### The problem
Your answer must be every line of the data that contains "callout".

### Task inputs
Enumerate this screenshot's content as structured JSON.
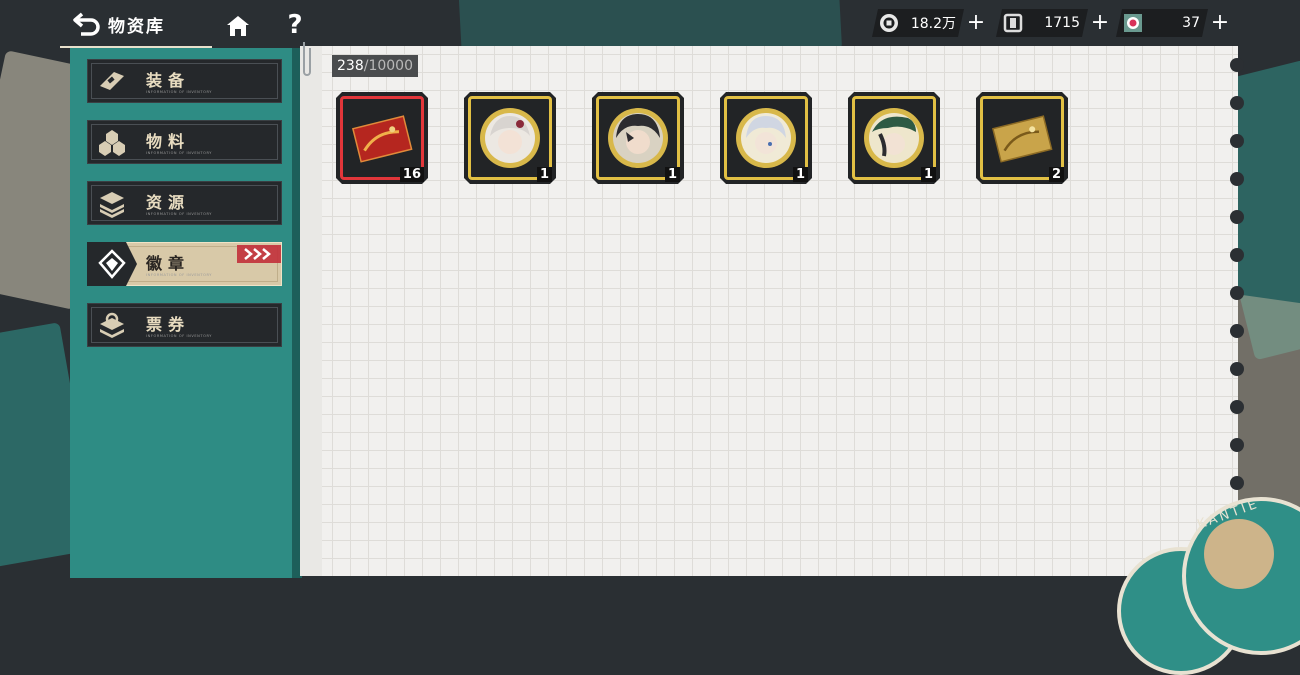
{
  "header": {
    "title": "物资库",
    "help_label": "?"
  },
  "resources": [
    {
      "name": "coin",
      "icon": "coin-icon",
      "value": "18.2万",
      "plus": "+"
    },
    {
      "name": "currency",
      "icon": "square-gem-icon",
      "value": "1715",
      "plus": "+"
    },
    {
      "name": "stamina",
      "icon": "target-ticket-icon",
      "value": "37",
      "plus": "+"
    }
  ],
  "sidebar": {
    "items": [
      {
        "label": "装备",
        "sub": "INFORMATION OF INVENTORY",
        "icon": "equipment-icon",
        "active": false
      },
      {
        "label": "物料",
        "sub": "INFORMATION OF INVENTORY",
        "icon": "materials-icon",
        "active": false
      },
      {
        "label": "资源",
        "sub": "INFORMATION OF INVENTORY",
        "icon": "resources-icon",
        "active": false
      },
      {
        "label": "徽章",
        "sub": "INFORMATION OF INVENTORY",
        "icon": "badge-icon",
        "active": true
      },
      {
        "label": "票券",
        "sub": "INFORMATION OF INVENTORY",
        "icon": "tickets-icon",
        "active": false
      }
    ]
  },
  "inventory": {
    "count": "238",
    "capacity": "/10000",
    "items": [
      {
        "name": "red-envelope-card",
        "rarity": "red",
        "qty": "16"
      },
      {
        "name": "badge-white-hair-girl",
        "rarity": "gold",
        "qty": "1"
      },
      {
        "name": "badge-dark-hair-boy",
        "rarity": "gold",
        "qty": "1"
      },
      {
        "name": "badge-silver-hair-girl",
        "rarity": "gold",
        "qty": "1"
      },
      {
        "name": "badge-green-hat-girl",
        "rarity": "gold",
        "qty": "1"
      },
      {
        "name": "gold-envelope-card",
        "rarity": "gold",
        "qty": "2"
      }
    ]
  },
  "emblem": {
    "text": "KANTIE"
  },
  "colors": {
    "teal": "#2e8c84",
    "dark": "#25282b",
    "gold": "#e2c044",
    "red": "#e2363a",
    "active_tab": "#d8c9a8"
  }
}
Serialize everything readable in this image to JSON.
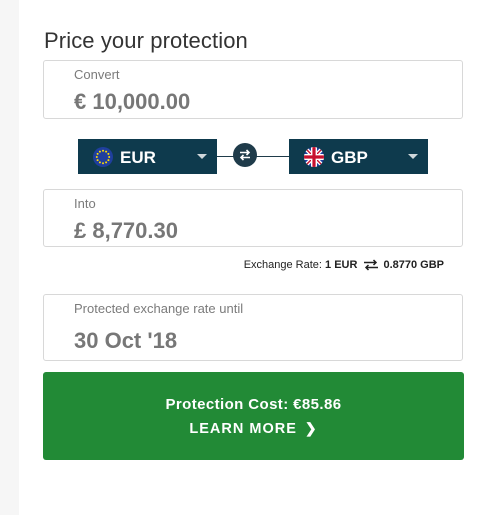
{
  "title": "Price your protection",
  "convert": {
    "label": "Convert",
    "value": "€ 10,000.00"
  },
  "from_currency": {
    "code": "EUR",
    "flag": "eu-flag-icon"
  },
  "to_currency": {
    "code": "GBP",
    "flag": "uk-flag-icon"
  },
  "into": {
    "label": "Into",
    "value": "£ 8,770.30"
  },
  "rate": {
    "label": "Exchange Rate:",
    "from": "1 EUR",
    "to": "0.8770 GBP"
  },
  "protected_until": {
    "label": "Protected exchange rate until",
    "value": "30 Oct '18"
  },
  "cta": {
    "cost": "Protection Cost: €85.86",
    "more": "LEARN MORE"
  },
  "colors": {
    "navy": "#0e3a4d",
    "green": "#228a36",
    "border": "#d8d8d8"
  }
}
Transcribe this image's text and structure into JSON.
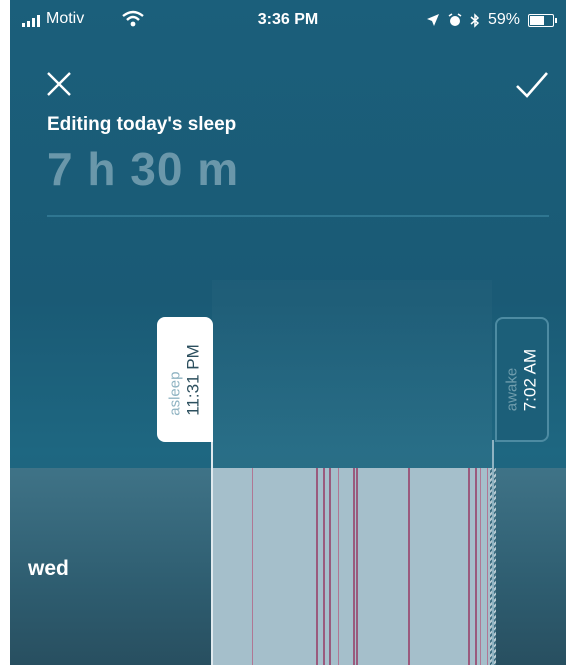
{
  "status_bar": {
    "carrier": "Motiv",
    "time": "3:36 PM",
    "battery": "59%",
    "battery_level": 0.59,
    "icons": [
      "signal-icon",
      "wifi-icon",
      "location-icon",
      "alarm-icon",
      "bluetooth-icon",
      "battery-icon"
    ]
  },
  "header": {
    "close_icon": "close-icon",
    "confirm_icon": "checkmark-icon",
    "title": "Editing today's sleep",
    "duration": "7 h 30 m"
  },
  "timeline": {
    "day_label": "wed",
    "asleep": {
      "label": "asleep",
      "time": "11:31 PM"
    },
    "awake": {
      "label": "awake",
      "time": "7:02 AM"
    }
  },
  "colors": {
    "background": "#1b5f7b",
    "sleep_block": "#a5bfcb",
    "restless_stripe": "#9a5a7d",
    "duration_text": "#6a97aa"
  }
}
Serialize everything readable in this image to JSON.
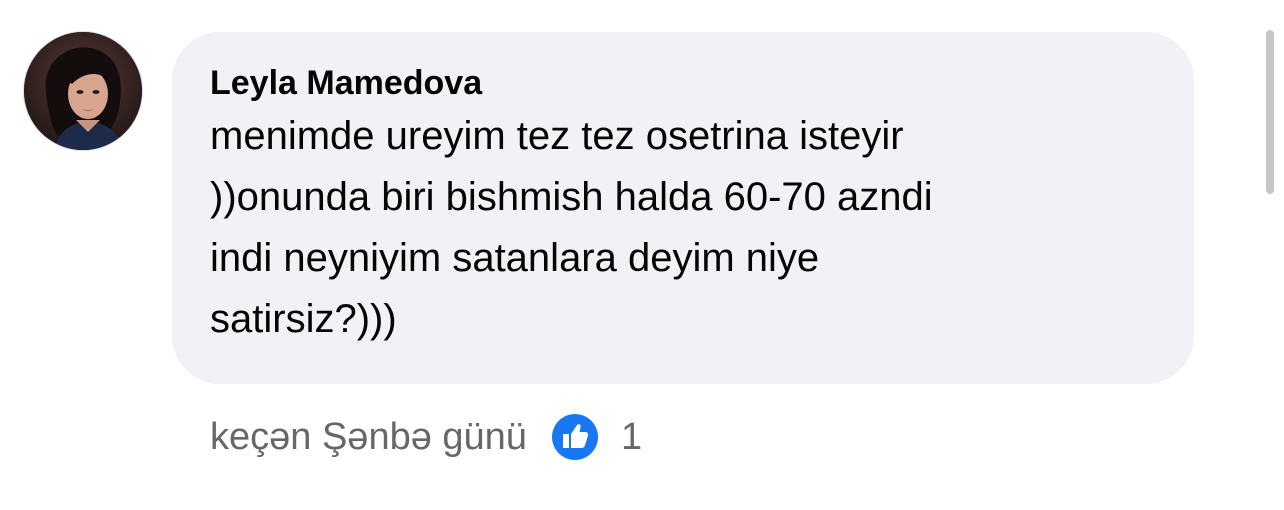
{
  "comment": {
    "author": "Leyla Mamedova",
    "text_lines": [
      "menimde ureyim tez tez osetrina isteyir",
      "))onunda biri bishmish halda 60-70 azndi",
      "indi neyniyim satanlara deyim niye",
      "satirsiz?)))"
    ],
    "timestamp": "keçən Şənbə günü",
    "reaction": {
      "icon": "like-icon",
      "count": "1",
      "color": "#1877f2"
    }
  },
  "colors": {
    "bubble": "#f0f2f5",
    "text": "#050505",
    "secondary_text": "#65676b",
    "like_blue": "#1877f2"
  }
}
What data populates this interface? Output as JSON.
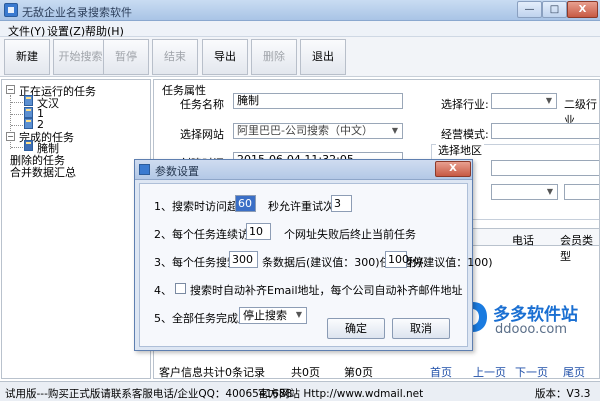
{
  "window": {
    "title": "无敌企业名录搜索软件",
    "minimize": "—",
    "maximize": "□",
    "close": "X"
  },
  "menu": [
    "文件(Y)",
    "设置(Z)",
    "帮助(H)"
  ],
  "toolbar": {
    "buttons": [
      {
        "label": "新建",
        "enabled": true
      },
      {
        "label": "开始搜索",
        "enabled": false
      },
      {
        "label": "暂停",
        "enabled": false
      },
      {
        "label": "结束",
        "enabled": false
      },
      {
        "label": "导出",
        "enabled": true
      },
      {
        "label": "删除",
        "enabled": false
      },
      {
        "label": "退出",
        "enabled": true
      }
    ]
  },
  "tree": {
    "running": "正在运行的任务",
    "running_children": [
      "文汉",
      "1",
      "2"
    ],
    "completed": "完成的任务",
    "completed_children": [
      "腌制"
    ],
    "deleted": "删除的任务",
    "merge": "合并数据汇总"
  },
  "task_props": {
    "group_title": "任务属性",
    "name_label": "任务名称",
    "name_value": "腌制",
    "site_label": "选择网站",
    "site_value": "阿里巴巴-公司搜索（中文）",
    "industry_label": "选择行业:",
    "industry2_label": "二级行业",
    "mode_label": "经营模式:",
    "region_label": "选择地区",
    "hidden_label": "创建时间",
    "hidden_value": "2015-06-04 11:32:05"
  },
  "grid": {
    "columns": [
      "电话",
      "会员类型"
    ]
  },
  "footer": {
    "summary": "客户信息共计0条记录",
    "pages": "共0页",
    "current": "第0页",
    "first": "首页",
    "prev": "上一页",
    "next": "下一页",
    "last": "尾页"
  },
  "statusbar": {
    "trial": "试用版---购买正式版请联系客服电话/企业QQ：4006541688",
    "site": "官方网站 Http://www.wdmail.net",
    "version": "版本：V3.3"
  },
  "dialog": {
    "title": "参数设置",
    "close": "X",
    "row1_a": "1、搜索时访问超时",
    "timeout": "60",
    "row1_b": "秒允许重试次数",
    "retries": "3",
    "row2_a": "2、每个任务连续访问",
    "consecutive": "10",
    "row2_b": "个网址失败后终止当前任务",
    "row3_a": "3、每个任务搜索",
    "batch": "300",
    "row3_b": "条数据后(建议值：300)任务暂停",
    "pause": "100",
    "row3_c": "秒(建议值：100)",
    "row4_num": "4、",
    "row4_text": "搜索时自动补齐Email地址，每个公司自动补齐邮件地址",
    "row4_checked": false,
    "row5_a": "5、全部任务完成后",
    "after_all": "停止搜索",
    "ok": "确定",
    "cancel": "取消"
  },
  "watermark": {
    "brand": "多多软件站",
    "domain": "ddooo.com"
  }
}
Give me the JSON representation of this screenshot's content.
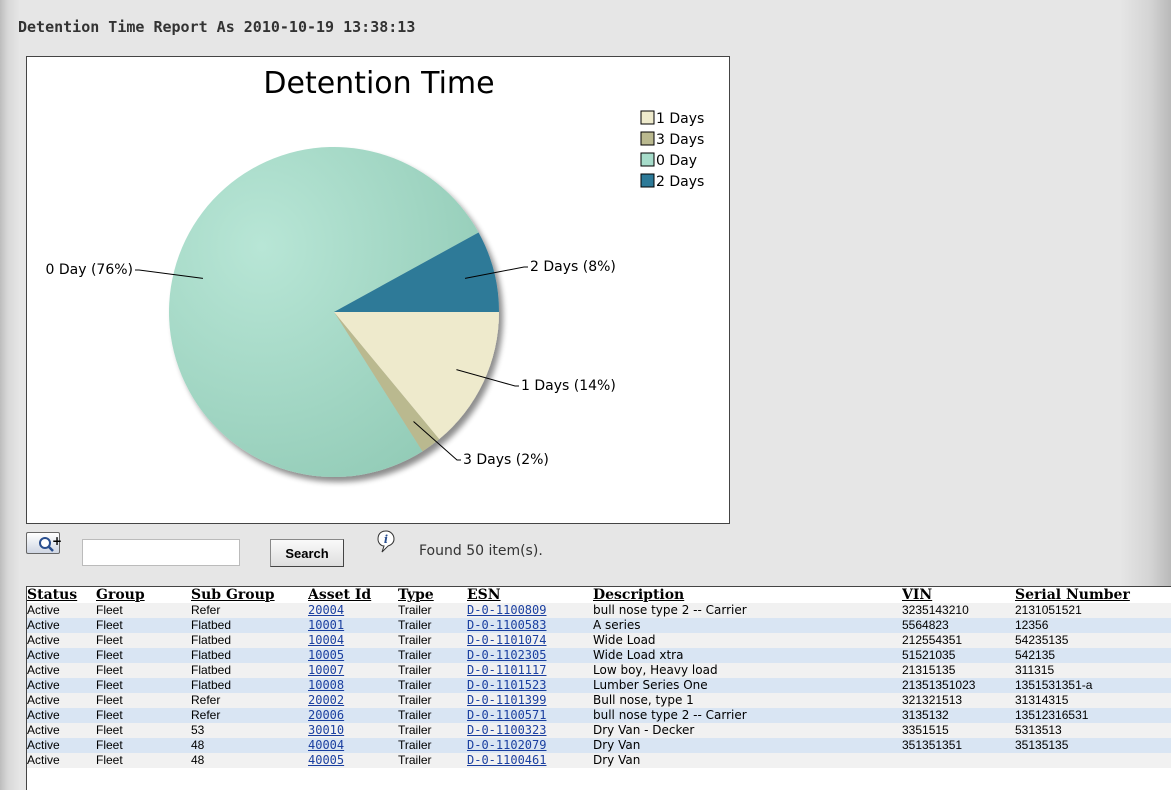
{
  "report": {
    "title": "Detention Time Report As 2010-10-19 13:38:13"
  },
  "chart_data": {
    "type": "pie",
    "title": "Detention Time",
    "slices": [
      {
        "label": "1 Days",
        "percent": 14,
        "color": "#eeeacc",
        "callout": "1 Days (14%)"
      },
      {
        "label": "3 Days",
        "percent": 2,
        "color": "#bab98f",
        "callout": "3 Days (2%)"
      },
      {
        "label": "0 Day",
        "percent": 76,
        "color": "#a6dcca",
        "callout": "0 Day (76%)"
      },
      {
        "label": "2 Days",
        "percent": 8,
        "color": "#2d7a98",
        "callout": "2 Days (8%)"
      }
    ],
    "legend_position": "top-right"
  },
  "toolbar": {
    "search_value": "",
    "search_button": "Search",
    "found_text": "Found 50 item(s)."
  },
  "table": {
    "columns": [
      "Status",
      "Group",
      "Sub Group",
      "Asset Id",
      "Type",
      "ESN",
      "Description",
      "VIN",
      "Serial Number"
    ],
    "rows": [
      [
        "Active",
        "Fleet",
        "Refer",
        "20004",
        "Trailer",
        "D-0-1100809",
        "bull nose type 2 -- Carrier",
        "3235143210",
        "2131051521"
      ],
      [
        "Active",
        "Fleet",
        "Flatbed",
        "10001",
        "Trailer",
        "D-0-1100583",
        "A series",
        "5564823",
        "12356"
      ],
      [
        "Active",
        "Fleet",
        "Flatbed",
        "10004",
        "Trailer",
        "D-0-1101074",
        "Wide Load",
        "212554351",
        "54235135"
      ],
      [
        "Active",
        "Fleet",
        "Flatbed",
        "10005",
        "Trailer",
        "D-0-1102305",
        "Wide Load xtra",
        "51521035",
        "542135"
      ],
      [
        "Active",
        "Fleet",
        "Flatbed",
        "10007",
        "Trailer",
        "D-0-1101117",
        "Low boy, Heavy load",
        "21315135",
        "311315"
      ],
      [
        "Active",
        "Fleet",
        "Flatbed",
        "10008",
        "Trailer",
        "D-0-1101523",
        "Lumber Series One",
        "21351351023",
        "1351531351-a"
      ],
      [
        "Active",
        "Fleet",
        "Refer",
        "20002",
        "Trailer",
        "D-0-1101399",
        "Bull nose, type 1",
        "321321513",
        "31314315"
      ],
      [
        "Active",
        "Fleet",
        "Refer",
        "20006",
        "Trailer",
        "D-0-1100571",
        "bull nose type 2 -- Carrier",
        "3135132",
        "13512316531"
      ],
      [
        "Active",
        "Fleet",
        "53",
        "30010",
        "Trailer",
        "D-0-1100323",
        "Dry Van - Decker",
        "3351515",
        "5313513"
      ],
      [
        "Active",
        "Fleet",
        "48",
        "40004",
        "Trailer",
        "D-0-1102079",
        "Dry Van",
        "351351351",
        "35135135"
      ],
      [
        "Active",
        "Fleet",
        "48",
        "40005",
        "Trailer",
        "D-0-1100461",
        "Dry Van",
        "",
        ""
      ]
    ]
  }
}
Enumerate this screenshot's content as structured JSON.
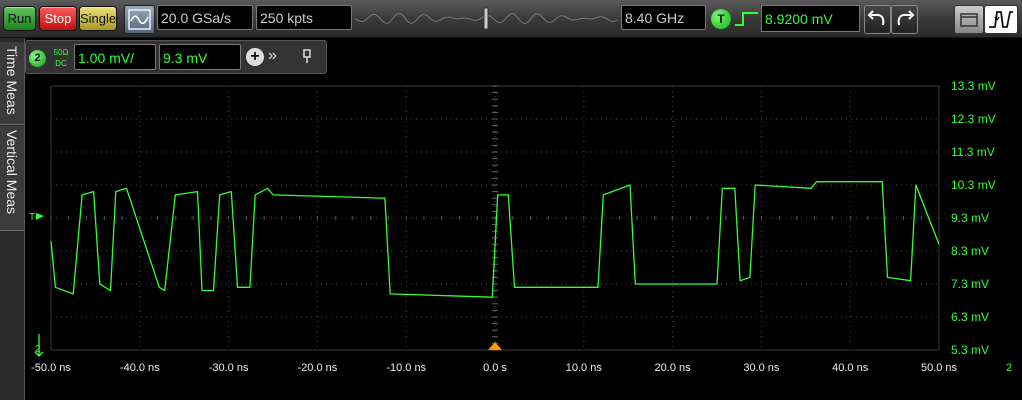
{
  "toolbar": {
    "run_label": "Run",
    "stop_label": "Stop",
    "single_label": "Single",
    "sample_rate": "20.0 GSa/s",
    "memory_depth": "250 kpts",
    "bandwidth": "8.40 GHz",
    "trigger_badge": "T",
    "trigger_level": "8.9200 mV"
  },
  "side_tabs": {
    "time_meas": "Time Meas",
    "vertical_meas": "Vertical Meas"
  },
  "channel": {
    "number": "2",
    "coupling_top": "50Ω",
    "coupling_bottom": "DC",
    "scale": "1.00 mV/",
    "offset": "9.3 mV"
  },
  "markers": {
    "trigger_level_marker": "T",
    "channel_ground_marker": "2",
    "x_right_label": "2"
  },
  "colors": {
    "trace": "#33ff33",
    "stop": "#e02020",
    "run": "#2a9a2a",
    "single": "#c9bb3a",
    "trigger_position": "#ff9900"
  },
  "chart_data": {
    "type": "line",
    "x_axis_labels": [
      "-50.0 ns",
      "-40.0 ns",
      "-30.0 ns",
      "-20.0 ns",
      "-10.0 ns",
      "0.0 s",
      "10.0 ns",
      "20.0 ns",
      "30.0 ns",
      "40.0 ns",
      "50.0 ns"
    ],
    "y_axis_labels": [
      "13.3 mV",
      "12.3 mV",
      "11.3 mV",
      "10.3 mV",
      "9.3 mV",
      "8.3 mV",
      "7.3 mV",
      "6.3 mV",
      "5.3 mV"
    ],
    "xlim": [
      -50,
      50
    ],
    "ylim": [
      5.3,
      13.3
    ],
    "grid": true,
    "series": [
      {
        "x": [
          -50,
          -49.5,
          -47.5,
          -46.5,
          -45.2,
          -44.5,
          -43.3,
          -42.7,
          -41.5,
          -37.8,
          -37.2,
          -36,
          -33.5,
          -33,
          -31.7,
          -31,
          -29.7,
          -29,
          -27.6,
          -27,
          -25.6,
          -25,
          -12.4,
          -11.8,
          -0.3,
          0.3,
          1.5,
          2.2,
          11.6,
          12.2,
          15.2,
          15.8,
          25,
          25.6,
          27,
          27.6,
          28.7,
          29.3,
          35.6,
          36.2,
          43.6,
          44.2,
          46.8,
          47.4,
          50
        ],
        "y": [
          8.6,
          7.2,
          7.0,
          10.0,
          10.1,
          7.3,
          7.1,
          10.1,
          10.2,
          7.2,
          7.1,
          10.0,
          10.1,
          7.1,
          7.1,
          10.0,
          10.1,
          7.2,
          7.2,
          10.0,
          10.2,
          10.0,
          9.9,
          7.0,
          6.9,
          10.0,
          10.0,
          7.2,
          7.2,
          10.0,
          10.3,
          7.3,
          7.3,
          10.2,
          10.2,
          7.4,
          7.5,
          10.3,
          10.2,
          10.4,
          10.4,
          7.5,
          7.4,
          10.3,
          8.5
        ]
      }
    ]
  }
}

### Solution
        "callout": "1 Days (14%)"
        "callout": "3 Days (2%)"
        "callout": "0 Day (76%)"
        "callout": "2 Days (8%)"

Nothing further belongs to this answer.